┌──
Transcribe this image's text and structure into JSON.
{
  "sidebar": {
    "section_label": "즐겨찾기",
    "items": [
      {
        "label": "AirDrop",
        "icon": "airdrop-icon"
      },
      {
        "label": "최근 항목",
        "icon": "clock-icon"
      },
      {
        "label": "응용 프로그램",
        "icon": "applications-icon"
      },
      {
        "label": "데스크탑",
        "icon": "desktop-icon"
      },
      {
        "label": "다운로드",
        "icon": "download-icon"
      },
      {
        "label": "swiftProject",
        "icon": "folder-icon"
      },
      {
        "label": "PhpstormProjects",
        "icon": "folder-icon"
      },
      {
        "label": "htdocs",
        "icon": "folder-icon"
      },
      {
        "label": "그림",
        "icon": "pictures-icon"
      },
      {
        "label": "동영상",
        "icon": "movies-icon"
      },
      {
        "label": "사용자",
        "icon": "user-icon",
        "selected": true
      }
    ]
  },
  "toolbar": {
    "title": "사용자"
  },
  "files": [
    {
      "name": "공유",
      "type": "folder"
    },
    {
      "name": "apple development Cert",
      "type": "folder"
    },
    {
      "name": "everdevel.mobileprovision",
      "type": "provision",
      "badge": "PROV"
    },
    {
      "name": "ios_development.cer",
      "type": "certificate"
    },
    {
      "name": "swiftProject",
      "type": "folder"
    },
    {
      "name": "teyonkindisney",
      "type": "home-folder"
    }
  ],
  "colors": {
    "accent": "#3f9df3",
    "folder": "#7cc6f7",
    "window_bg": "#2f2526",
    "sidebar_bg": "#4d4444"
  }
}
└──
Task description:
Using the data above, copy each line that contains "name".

Your solution:
      "name": "공유",
      "name": "apple development Cert",
      "name": "everdevel.mobileprovision",
      "name": "ios_development.cer",
      "name": "swiftProject",
      "name": "teyonkindisney",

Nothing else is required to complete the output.